━━ Data in this exercise ━━

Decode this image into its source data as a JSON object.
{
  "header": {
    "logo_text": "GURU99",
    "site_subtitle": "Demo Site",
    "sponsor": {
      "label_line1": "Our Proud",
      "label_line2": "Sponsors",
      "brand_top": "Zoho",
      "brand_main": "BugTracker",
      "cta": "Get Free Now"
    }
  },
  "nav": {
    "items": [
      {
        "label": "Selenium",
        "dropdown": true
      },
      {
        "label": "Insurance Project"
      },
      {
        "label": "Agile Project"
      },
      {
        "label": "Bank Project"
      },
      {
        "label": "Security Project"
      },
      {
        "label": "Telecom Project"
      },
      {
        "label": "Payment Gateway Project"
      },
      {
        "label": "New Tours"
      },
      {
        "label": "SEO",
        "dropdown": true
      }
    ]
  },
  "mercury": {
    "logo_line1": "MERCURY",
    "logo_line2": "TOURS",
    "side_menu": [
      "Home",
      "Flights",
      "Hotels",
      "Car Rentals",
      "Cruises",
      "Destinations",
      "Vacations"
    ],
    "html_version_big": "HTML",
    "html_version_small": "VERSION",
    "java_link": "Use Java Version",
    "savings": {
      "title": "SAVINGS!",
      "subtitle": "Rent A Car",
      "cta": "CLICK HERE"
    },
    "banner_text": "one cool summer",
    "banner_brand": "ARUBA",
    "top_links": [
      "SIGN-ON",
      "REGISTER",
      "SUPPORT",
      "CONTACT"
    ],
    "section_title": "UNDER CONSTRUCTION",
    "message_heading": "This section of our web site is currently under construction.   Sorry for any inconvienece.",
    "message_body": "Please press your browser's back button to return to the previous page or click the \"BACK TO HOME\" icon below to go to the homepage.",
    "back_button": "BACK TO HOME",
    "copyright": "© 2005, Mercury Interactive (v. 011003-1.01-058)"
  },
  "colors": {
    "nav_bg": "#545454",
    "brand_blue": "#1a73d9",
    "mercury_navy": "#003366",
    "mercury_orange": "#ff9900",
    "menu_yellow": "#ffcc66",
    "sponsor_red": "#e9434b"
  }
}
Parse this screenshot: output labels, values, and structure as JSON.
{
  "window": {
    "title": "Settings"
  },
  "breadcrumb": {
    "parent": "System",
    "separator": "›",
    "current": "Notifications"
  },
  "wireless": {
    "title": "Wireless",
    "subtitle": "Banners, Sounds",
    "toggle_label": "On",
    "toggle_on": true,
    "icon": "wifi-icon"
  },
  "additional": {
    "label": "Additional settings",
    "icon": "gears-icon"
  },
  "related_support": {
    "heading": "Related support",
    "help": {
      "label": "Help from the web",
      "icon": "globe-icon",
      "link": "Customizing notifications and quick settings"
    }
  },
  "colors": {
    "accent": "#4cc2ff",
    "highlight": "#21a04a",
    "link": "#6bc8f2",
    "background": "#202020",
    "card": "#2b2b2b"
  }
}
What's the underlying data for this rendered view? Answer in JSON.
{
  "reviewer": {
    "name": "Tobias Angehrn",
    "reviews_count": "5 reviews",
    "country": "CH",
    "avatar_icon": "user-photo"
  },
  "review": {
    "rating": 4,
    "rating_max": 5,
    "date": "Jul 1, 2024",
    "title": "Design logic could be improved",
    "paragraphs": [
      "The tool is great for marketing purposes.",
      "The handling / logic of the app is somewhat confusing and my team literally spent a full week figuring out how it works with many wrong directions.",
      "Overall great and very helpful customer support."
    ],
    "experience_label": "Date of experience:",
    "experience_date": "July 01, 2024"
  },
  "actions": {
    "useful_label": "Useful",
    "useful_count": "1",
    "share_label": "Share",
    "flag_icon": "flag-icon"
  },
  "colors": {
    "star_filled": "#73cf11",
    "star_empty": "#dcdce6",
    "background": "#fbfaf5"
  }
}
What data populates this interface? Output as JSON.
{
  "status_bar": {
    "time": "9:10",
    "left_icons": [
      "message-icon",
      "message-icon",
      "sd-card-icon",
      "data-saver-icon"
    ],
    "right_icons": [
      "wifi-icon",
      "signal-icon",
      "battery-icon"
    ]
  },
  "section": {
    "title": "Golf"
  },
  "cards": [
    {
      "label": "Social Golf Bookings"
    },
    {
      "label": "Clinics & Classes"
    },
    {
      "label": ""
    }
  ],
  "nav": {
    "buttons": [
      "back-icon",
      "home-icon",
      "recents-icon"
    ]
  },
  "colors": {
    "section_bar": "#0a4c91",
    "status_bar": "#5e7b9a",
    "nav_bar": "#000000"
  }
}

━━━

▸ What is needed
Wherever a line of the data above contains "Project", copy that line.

▸ Output below
        "label": "Insurance Project"
        "label": "Agile Project"
        "label": "Bank Project"
        "label": "Security Project"
        "label": "Telecom Project"
        "label": "Payment Gateway Project"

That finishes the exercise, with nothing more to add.